::: Input records :::

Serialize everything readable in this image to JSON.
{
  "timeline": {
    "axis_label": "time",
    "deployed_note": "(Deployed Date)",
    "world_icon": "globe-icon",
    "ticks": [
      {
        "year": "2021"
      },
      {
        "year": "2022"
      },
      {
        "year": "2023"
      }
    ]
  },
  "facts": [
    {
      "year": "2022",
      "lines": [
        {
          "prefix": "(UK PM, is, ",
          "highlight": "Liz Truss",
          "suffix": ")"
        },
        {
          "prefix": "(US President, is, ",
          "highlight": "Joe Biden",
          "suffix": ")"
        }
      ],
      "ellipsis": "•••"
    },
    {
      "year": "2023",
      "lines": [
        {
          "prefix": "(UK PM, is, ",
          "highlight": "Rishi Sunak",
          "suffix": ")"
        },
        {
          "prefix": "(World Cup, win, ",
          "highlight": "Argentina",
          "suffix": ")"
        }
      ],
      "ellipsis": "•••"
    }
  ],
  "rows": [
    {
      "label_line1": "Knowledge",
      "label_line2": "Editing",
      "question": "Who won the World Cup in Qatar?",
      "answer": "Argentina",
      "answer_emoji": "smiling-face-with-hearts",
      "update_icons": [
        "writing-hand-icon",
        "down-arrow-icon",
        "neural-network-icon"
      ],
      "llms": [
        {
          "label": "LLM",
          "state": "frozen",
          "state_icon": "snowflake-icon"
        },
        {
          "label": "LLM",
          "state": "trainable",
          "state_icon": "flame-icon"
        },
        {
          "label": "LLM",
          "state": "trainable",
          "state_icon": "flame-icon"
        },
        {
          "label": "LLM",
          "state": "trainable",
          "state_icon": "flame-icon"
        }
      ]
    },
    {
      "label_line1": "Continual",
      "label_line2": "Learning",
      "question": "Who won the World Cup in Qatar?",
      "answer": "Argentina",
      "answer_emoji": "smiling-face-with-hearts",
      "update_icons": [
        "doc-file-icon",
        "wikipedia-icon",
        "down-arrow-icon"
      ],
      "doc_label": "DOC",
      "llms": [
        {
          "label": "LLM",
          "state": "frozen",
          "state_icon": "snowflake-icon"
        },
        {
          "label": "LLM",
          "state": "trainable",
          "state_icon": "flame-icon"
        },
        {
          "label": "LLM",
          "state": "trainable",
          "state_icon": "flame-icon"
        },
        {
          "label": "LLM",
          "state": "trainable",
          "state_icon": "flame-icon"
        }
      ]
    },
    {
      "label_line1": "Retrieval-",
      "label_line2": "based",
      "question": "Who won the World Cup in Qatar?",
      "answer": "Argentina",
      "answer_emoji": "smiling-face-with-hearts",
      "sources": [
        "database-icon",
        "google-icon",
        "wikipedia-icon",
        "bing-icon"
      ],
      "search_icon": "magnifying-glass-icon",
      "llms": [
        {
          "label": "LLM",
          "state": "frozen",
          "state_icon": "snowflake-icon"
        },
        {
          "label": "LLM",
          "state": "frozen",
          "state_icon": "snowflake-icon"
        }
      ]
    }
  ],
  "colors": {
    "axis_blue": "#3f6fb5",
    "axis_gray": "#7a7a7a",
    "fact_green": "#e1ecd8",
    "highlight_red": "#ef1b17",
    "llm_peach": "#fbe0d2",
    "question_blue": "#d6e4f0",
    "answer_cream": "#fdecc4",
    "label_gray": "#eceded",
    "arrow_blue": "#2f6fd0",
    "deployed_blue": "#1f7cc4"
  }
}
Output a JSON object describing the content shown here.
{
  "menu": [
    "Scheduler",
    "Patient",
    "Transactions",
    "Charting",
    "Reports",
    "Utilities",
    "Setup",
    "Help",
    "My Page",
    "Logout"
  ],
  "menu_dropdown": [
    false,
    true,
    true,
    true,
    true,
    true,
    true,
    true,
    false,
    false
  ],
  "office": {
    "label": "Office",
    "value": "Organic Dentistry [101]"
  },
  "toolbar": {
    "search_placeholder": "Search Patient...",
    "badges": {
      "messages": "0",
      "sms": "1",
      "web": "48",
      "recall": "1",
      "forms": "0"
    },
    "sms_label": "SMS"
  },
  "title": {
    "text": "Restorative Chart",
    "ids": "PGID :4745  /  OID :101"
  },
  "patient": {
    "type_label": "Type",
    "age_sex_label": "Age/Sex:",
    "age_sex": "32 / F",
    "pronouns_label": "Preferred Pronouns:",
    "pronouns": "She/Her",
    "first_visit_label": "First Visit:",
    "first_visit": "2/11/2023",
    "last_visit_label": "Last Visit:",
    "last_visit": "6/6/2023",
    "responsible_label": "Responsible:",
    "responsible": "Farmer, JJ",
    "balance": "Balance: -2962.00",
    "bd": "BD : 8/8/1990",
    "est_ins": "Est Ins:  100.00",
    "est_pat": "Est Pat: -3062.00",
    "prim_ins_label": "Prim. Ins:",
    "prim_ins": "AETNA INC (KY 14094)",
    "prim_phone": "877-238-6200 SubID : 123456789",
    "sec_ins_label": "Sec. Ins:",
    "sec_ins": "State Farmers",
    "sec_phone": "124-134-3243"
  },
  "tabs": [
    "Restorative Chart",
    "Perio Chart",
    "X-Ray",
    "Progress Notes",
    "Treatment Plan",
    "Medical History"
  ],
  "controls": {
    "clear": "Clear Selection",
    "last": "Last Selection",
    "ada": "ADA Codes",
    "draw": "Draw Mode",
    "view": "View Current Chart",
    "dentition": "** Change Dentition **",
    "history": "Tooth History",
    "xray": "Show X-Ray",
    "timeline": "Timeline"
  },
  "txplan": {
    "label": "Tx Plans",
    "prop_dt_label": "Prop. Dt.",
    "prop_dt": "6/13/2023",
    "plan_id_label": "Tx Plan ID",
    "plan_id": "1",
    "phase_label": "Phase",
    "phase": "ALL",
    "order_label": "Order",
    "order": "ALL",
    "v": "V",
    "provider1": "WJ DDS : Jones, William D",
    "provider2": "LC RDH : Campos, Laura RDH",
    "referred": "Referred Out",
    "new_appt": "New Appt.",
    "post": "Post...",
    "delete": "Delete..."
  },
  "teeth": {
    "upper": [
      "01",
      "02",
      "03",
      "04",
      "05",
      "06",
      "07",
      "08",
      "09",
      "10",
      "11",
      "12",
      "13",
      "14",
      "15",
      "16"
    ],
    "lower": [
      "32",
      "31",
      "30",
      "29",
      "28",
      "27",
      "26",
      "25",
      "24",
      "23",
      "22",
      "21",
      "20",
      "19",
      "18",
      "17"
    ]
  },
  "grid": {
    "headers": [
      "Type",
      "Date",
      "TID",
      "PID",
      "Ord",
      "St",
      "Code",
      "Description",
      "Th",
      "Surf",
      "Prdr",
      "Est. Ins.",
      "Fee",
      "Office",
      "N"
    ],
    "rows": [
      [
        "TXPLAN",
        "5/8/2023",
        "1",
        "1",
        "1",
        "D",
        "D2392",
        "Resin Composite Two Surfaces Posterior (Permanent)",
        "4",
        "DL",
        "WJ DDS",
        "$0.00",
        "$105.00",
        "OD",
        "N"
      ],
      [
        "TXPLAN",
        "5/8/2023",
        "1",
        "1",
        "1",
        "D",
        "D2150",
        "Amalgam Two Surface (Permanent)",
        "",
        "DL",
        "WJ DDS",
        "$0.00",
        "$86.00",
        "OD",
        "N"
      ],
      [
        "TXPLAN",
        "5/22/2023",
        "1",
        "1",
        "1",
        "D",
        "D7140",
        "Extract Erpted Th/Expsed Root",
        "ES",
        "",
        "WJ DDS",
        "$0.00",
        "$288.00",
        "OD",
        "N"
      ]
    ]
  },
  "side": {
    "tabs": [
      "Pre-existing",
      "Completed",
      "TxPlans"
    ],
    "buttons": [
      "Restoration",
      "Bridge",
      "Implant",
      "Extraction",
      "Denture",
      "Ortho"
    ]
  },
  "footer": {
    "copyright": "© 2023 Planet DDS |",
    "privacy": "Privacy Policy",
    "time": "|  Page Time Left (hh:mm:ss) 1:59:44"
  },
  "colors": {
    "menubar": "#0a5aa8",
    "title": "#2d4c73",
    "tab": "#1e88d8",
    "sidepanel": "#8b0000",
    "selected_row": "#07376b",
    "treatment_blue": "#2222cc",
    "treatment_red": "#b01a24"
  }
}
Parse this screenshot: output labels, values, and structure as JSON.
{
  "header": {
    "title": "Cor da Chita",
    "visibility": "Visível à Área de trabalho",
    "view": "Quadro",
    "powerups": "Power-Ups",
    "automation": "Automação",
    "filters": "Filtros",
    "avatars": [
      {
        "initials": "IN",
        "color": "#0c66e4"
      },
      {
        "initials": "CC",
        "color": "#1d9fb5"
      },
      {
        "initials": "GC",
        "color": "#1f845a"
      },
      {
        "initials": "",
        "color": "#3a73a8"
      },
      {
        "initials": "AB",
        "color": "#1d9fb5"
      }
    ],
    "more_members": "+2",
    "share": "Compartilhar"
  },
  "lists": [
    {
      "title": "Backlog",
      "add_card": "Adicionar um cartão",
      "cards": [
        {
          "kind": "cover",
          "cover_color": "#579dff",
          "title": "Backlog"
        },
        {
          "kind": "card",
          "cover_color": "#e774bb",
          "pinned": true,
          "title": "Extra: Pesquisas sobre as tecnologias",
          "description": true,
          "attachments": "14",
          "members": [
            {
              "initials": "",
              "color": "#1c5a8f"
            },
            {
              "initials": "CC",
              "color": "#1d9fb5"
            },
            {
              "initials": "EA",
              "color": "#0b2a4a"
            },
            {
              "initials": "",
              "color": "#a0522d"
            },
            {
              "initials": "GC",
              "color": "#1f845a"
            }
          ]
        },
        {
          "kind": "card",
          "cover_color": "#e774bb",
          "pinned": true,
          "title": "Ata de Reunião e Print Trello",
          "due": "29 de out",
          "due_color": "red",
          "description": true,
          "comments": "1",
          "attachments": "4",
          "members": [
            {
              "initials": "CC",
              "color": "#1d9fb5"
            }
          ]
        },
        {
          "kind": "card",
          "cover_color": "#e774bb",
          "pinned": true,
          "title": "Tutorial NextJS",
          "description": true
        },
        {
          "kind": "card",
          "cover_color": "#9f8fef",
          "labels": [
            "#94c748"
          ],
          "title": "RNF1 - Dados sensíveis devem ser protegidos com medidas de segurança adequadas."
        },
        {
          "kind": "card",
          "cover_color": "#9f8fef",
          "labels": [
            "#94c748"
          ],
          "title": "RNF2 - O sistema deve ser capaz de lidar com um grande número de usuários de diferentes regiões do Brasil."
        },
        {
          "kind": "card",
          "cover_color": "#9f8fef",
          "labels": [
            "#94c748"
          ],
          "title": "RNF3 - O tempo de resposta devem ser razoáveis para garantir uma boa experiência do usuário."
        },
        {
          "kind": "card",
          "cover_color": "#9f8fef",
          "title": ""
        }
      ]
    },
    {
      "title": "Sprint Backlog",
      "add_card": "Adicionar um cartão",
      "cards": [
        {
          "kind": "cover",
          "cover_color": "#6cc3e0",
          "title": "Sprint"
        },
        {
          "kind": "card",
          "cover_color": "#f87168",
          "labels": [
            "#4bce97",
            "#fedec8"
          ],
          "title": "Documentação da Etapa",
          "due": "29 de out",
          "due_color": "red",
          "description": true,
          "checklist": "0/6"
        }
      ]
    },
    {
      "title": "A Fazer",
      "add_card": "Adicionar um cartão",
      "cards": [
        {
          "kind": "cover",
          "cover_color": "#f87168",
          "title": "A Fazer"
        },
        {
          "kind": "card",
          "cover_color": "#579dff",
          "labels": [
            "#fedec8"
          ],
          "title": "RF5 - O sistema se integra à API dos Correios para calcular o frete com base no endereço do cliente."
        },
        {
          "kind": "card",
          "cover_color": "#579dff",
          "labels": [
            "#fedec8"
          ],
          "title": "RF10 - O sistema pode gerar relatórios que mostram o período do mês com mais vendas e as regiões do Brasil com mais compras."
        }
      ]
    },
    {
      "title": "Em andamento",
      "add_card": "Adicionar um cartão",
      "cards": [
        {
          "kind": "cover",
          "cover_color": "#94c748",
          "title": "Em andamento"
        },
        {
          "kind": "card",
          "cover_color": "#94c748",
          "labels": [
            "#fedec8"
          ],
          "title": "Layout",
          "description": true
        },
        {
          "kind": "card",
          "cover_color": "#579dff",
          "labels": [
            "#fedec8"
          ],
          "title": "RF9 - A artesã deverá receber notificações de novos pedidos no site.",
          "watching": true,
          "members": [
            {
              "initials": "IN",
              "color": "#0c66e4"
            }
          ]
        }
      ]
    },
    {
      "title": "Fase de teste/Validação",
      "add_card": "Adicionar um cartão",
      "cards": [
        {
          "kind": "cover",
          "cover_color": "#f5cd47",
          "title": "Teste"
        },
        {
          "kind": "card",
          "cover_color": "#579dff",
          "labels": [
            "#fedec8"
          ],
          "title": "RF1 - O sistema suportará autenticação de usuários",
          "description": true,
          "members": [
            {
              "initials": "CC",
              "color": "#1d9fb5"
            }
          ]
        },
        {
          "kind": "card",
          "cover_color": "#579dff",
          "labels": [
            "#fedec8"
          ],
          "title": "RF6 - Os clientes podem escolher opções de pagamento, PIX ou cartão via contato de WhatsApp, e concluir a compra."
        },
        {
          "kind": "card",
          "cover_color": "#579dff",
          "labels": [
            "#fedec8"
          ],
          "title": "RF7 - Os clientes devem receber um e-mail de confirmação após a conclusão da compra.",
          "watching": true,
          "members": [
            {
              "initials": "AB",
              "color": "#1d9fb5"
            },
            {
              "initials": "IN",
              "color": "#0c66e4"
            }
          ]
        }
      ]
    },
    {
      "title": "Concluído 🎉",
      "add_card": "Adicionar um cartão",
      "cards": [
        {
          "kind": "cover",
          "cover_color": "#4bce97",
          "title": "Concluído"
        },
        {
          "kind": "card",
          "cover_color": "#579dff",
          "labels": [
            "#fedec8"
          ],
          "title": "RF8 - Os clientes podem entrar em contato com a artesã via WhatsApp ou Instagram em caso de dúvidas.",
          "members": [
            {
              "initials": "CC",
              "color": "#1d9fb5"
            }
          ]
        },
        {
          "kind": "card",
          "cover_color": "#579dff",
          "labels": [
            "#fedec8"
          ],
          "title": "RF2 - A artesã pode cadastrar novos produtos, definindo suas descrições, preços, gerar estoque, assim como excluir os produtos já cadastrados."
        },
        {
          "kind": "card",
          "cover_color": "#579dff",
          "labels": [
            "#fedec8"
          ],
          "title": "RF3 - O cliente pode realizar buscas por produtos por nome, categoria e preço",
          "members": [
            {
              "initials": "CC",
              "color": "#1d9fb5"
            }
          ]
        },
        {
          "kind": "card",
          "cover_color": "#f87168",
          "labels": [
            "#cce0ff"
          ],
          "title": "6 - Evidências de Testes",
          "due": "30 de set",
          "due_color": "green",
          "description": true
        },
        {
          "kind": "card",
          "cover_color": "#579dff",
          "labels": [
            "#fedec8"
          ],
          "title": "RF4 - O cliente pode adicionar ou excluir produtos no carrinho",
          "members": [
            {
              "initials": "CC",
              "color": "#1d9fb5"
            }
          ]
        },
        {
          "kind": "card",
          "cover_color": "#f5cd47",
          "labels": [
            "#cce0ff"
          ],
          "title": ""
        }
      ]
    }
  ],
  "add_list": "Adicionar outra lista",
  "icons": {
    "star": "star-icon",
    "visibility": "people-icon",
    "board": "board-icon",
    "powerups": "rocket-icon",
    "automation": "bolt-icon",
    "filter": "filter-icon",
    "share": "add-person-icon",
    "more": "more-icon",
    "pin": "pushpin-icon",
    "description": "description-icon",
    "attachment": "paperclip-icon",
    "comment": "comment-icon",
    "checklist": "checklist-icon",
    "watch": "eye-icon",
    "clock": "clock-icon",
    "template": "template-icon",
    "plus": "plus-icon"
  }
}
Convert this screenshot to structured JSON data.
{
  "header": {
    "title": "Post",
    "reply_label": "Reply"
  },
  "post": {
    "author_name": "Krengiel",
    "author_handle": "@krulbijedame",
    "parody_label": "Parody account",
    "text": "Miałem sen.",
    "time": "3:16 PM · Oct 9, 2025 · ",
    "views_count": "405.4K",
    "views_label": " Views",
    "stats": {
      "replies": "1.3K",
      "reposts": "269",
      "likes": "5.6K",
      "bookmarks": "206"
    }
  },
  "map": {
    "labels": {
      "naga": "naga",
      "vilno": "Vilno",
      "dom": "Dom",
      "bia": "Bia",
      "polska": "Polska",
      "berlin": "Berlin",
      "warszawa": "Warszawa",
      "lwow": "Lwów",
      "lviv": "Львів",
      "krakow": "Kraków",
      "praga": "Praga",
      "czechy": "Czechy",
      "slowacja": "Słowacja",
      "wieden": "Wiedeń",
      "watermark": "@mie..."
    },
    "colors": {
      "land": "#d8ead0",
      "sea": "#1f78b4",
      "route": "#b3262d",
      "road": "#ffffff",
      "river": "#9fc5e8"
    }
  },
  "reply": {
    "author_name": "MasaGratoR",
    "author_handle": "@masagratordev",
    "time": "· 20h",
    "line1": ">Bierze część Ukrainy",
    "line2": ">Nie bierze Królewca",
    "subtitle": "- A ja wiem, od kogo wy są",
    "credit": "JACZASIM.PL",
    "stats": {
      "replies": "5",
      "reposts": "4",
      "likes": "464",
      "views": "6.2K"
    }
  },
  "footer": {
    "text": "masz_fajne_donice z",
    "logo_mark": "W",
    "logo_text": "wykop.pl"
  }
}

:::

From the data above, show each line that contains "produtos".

* Written answer *
          "title": "RF2 - A artesã pode cadastrar novos produtos, definindo suas descrições, preços, gerar estoque, assim como excluir os produtos já cadastrados."
          "title": "RF3 - O cliente pode realizar buscas por produtos por nome, categoria e preço",
          "title": "RF4 - O cliente pode adicionar ou excluir produtos no carrinho",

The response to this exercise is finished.